  • Using soap or chemicals to clean decor – Avoid anything other than water and elbow grease on tank items.
  • Letting water parameters wildly fluctuate – Test for ammonia, nitrites, and nitrate. Aim to keep these stable.

By being vigilant and avoiding these common errors, you can master safe, stress-free water changes for your fish.

Frequently Asked Questions

Let’s answer some common questions about changing betta water:

How do I change water in a 1-gallon betta tank?

In very small tanks under 3 gallons, conduct 2-3 partial water changes per week. Use a cup to manually remove and replace 30-50% of the water during each change. Match temps and use conditioner.

What is the best water conditioner for bettas?

Seachem Prime is a popular and effective choice, as is API Stress Coat. Look for conditioners that detoxify ammonia and also provide slime coat protection.

Can I use distilled water for betta fish?

Pure distilled water lacks beneficial minerals, so it is not ideal. However, you can mix 25% distilled with 75% conditioned tap water if your tap water is extremely hard.

How do you clean a betta fish tank with no filter?

Without a filter, you’ll have to manually rely on frequent partial water changes to remove waste. Use a gravel vacuum to deep clean substrate at least monthly.

Why is my betta gasping after water change?

Gasping after a change could indicate an issue like temperature shock or exposure to chlorine. Ensure the new water parameters precisely match the tank.

Should I wash my betta fish tank decorations?

Yes, wash decor in tank water rather than tap during water changes to remove loose debris or algae buildup. This helps keep the tank clean.

Can I change my betta’s water every 2 weeks?

For filtered tanks over 5 gallons, biweekly changes are fine. But anything under 5 gallons will need 1-2 weekly changes to maintain water quality.

How much water should you take out of a betta fish tank?

For routine changes, 25-50% is a good target. Make sure not to overdo it – taking out over 75% risks disrupting the nitrogen cycle.

Should I clean my betta fish’s gravel?

Definitely. Using a gravel vacuum during water changes to clean debris from substrate helps reduce waste buildup. Just don’t deep clean all at once.

How do I clean my betta fish tank with plants?

Gently wipe plant leaves with a soft cloth or brush during tank maintenance. Avoid removing healthy plants or disturbing roots during gravel vacuuming.


Changing your betta fish’s water does not need to be a daunting or confusing chore. Following this guide makes it easy to boost your aquatic pet’s health through regular partial water changes.

The keys are using proper supplies, matching water parameters like temperature, changing enough water to remove waste without overdoing it, and avoiding common mistakes. Mastering water changes takes practice, but is fundamental to raising healthy, thriving bettas. Remember- partial water changes are nearly always preferable to complete revamps when in doubt.
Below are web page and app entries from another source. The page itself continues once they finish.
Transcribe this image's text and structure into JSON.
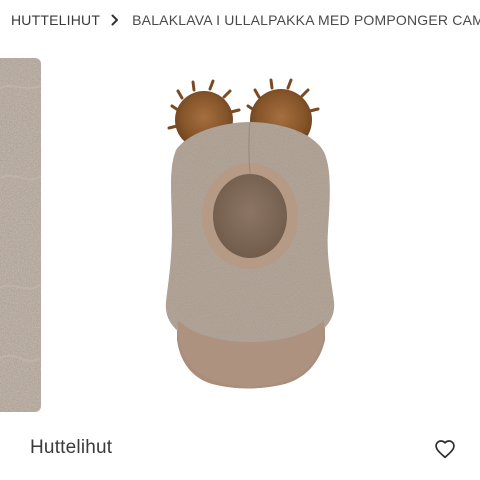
{
  "breadcrumb": {
    "items": [
      {
        "label": "HUTTELIHUT"
      },
      {
        "label": "BALAKLAVA I ULLALPAKKA MED POMPONGER CAMEL"
      }
    ],
    "separator_icon": "chevron-right-icon"
  },
  "gallery": {
    "previous_thumb_icon": "wool-texture-image",
    "main_image_icon": "balaclava-product-image"
  },
  "product": {
    "brand": "Huttelihut",
    "favorite_icon": "heart-outline-icon"
  },
  "colors": {
    "text": "#3a3a3a",
    "wool": "#a8998c",
    "pompom": "#8a5a32",
    "trim": "#b39a88"
  }
}
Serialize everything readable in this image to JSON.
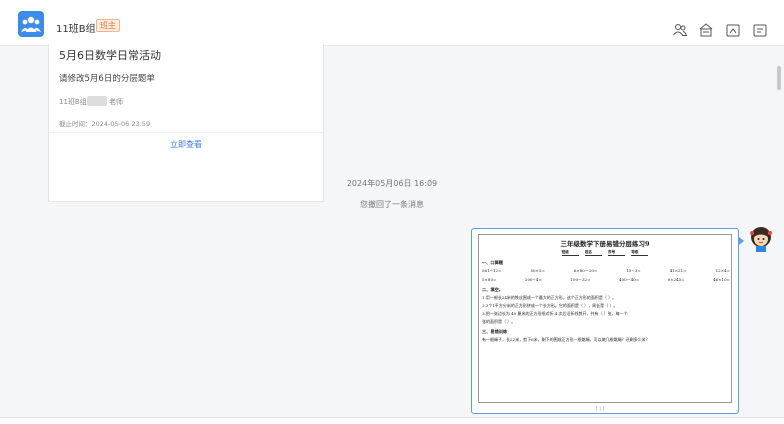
{
  "header": {
    "group_name": "11班B组",
    "role_badge": "班主",
    "icons": [
      "group-members-icon",
      "home-icon",
      "folder-icon",
      "image-icon"
    ]
  },
  "card": {
    "title": "5月6日数学日常活动",
    "subtitle": "请修改5月6日的分层题单",
    "sender_prefix": "11班B组",
    "sender_suffix": "老师",
    "deadline": "截止时间：2024-05-06 23:59",
    "view_button": "立即查看"
  },
  "timestamp": "2024年05月06日 16:09",
  "recall_notice": "您撤回了一条消息",
  "worksheet": {
    "title": "三年级数学下册易错分层练习9",
    "fields": [
      "班级",
      "姓名",
      "序号",
      "等级"
    ],
    "section1": "一、口算题",
    "row1": [
      "561÷12=",
      "50×5=",
      "6×80－20=",
      "15÷3=",
      "41×21=",
      "12×4="
    ],
    "row2": [
      "5×80=",
      "200÷4=",
      "100－32=",
      "400－40=",
      "0×245=",
      "46×10="
    ],
    "section2": "二、填空。",
    "q1": "1.用一根长24米的铁丝围成一个最大的正方形，这个正方形的面积是（        ）。",
    "q2": "2.3个1平方分米的正方形拼成一个长方形，它的面积是（        ），周长是（        ）。",
    "q3": "3.把一张边长为 40 厘米的正方形纸对折 4 次后沿折线剪开，共有（      ）张，每一个",
    "q3b": "张的面积是（      ）。",
    "section3": "三、易错训练",
    "q4": "有一根绳子，长22米，剪下6米，剩下的围成正方形一根跳绳，可以做几根跳绳？还剩多少米？",
    "bottom_mark": "| | |"
  },
  "colors": {
    "accent": "#3b7be6",
    "badge": "#e8722c",
    "bubble_border": "#5c9ee6"
  }
}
You can perfect your process by understanding why water changes are vital and implementing these best practices for changing water with or without filters.